> [YOUR GOAL] Pictures stay out of the copy, and everything else in the data below is repeated exactly.

> [EXTRACTED MATERIAL]
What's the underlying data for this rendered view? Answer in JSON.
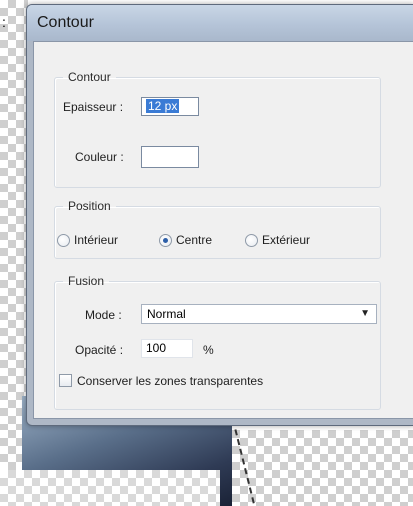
{
  "window": {
    "title": "Contour"
  },
  "contour": {
    "legend": "Contour",
    "thickness_label": "Epaisseur :",
    "thickness_value": "12 px",
    "color_label": "Couleur :"
  },
  "position": {
    "legend": "Position",
    "options": [
      "Intérieur",
      "Centre",
      "Extérieur"
    ],
    "selected": "Centre"
  },
  "fusion": {
    "legend": "Fusion",
    "mode_label": "Mode :",
    "mode_value": "Normal",
    "opacity_label": "Opacité :",
    "opacity_value": "100",
    "opacity_unit": "%",
    "preserve_label": "Conserver les zones transparentes",
    "preserve_checked": false
  },
  "background": {
    "marker_text": ":"
  }
}
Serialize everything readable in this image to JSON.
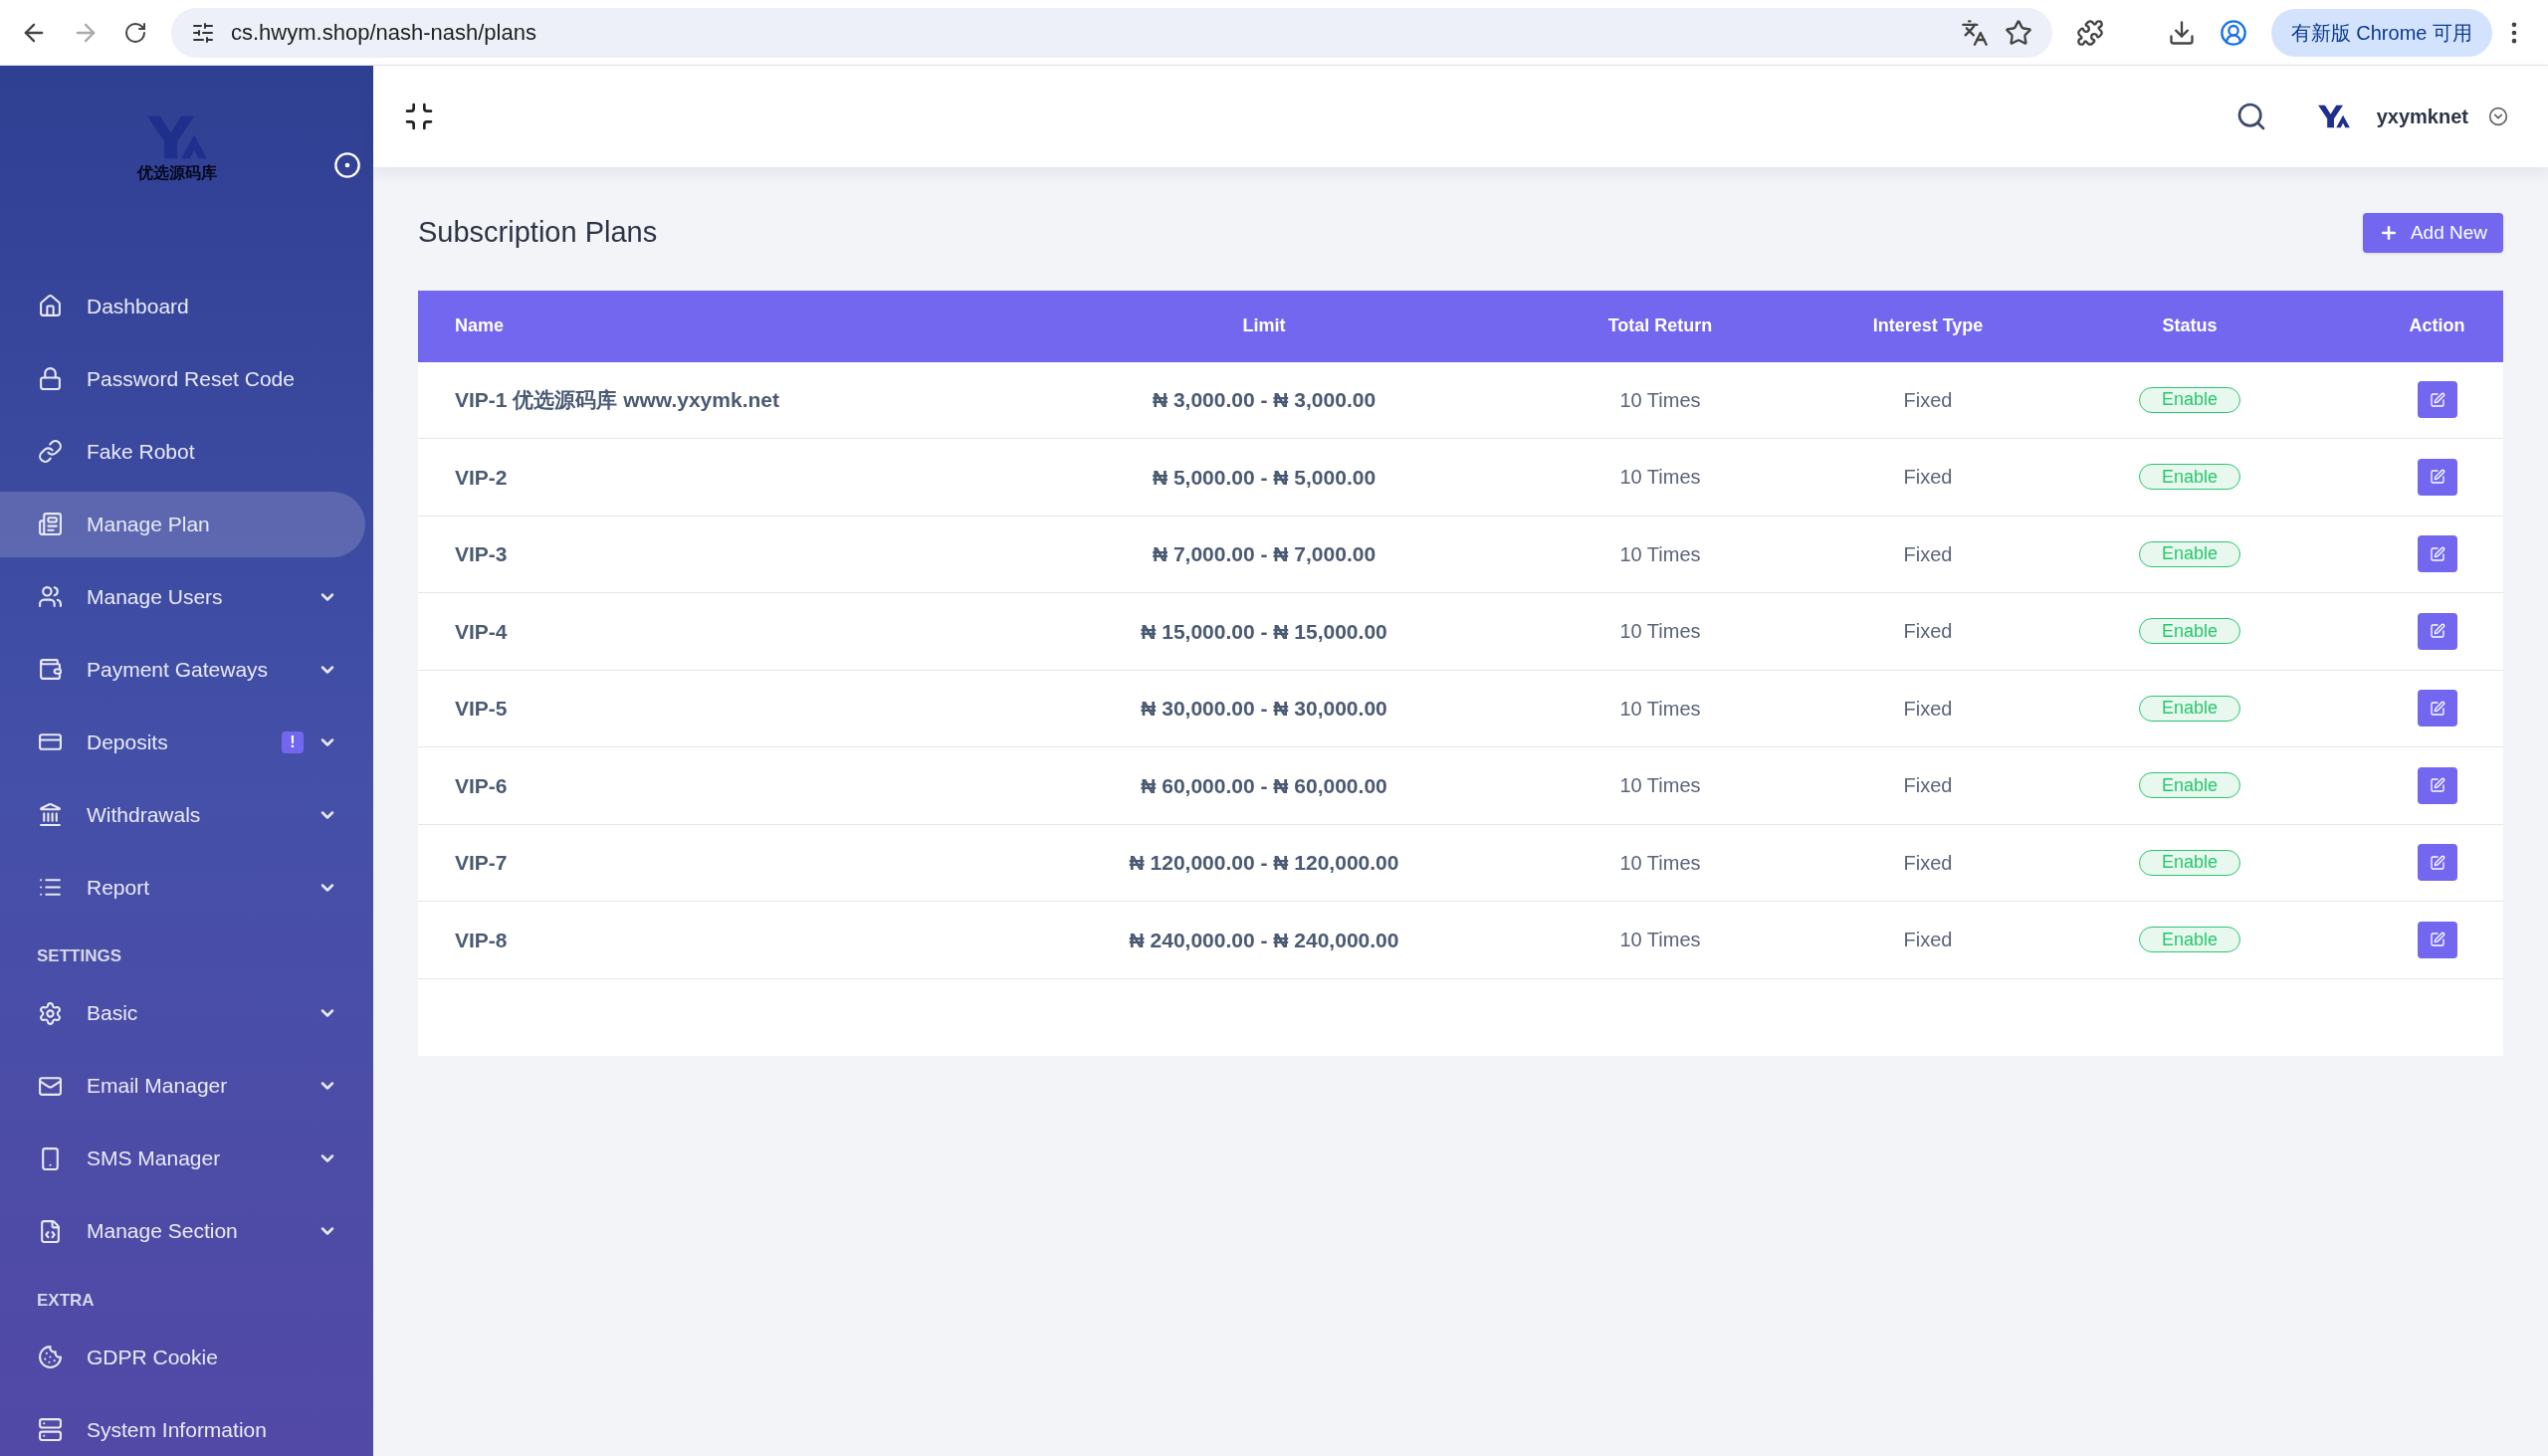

> [ANSWER]
What's the underlying data for this rendered view? Answer in JSON.
{
  "window": {
    "title": "Contour"
  },
  "contour": {
    "legend": "Contour",
    "thickness_label": "Epaisseur :",
    "thickness_value": "12 px",
    "color_label": "Couleur :"
  },
  "position": {
    "legend": "Position",
    "options": [
      "Intérieur",
      "Centre",
      "Extérieur"
    ],
    "selected": "Centre"
  },
  "fusion": {
    "legend": "Fusion",
    "mode_label": "Mode :",
    "mode_value": "Normal",
    "opacity_label": "Opacité :",
    "opacity_value": "100",
    "opacity_unit": "%",
    "preserve_label": "Conserver les zones transparentes",
    "preserve_checked": false
  },
  "background": {
    "marker_text": ":"
  }
}
Serialize everything readable in this image to JSON.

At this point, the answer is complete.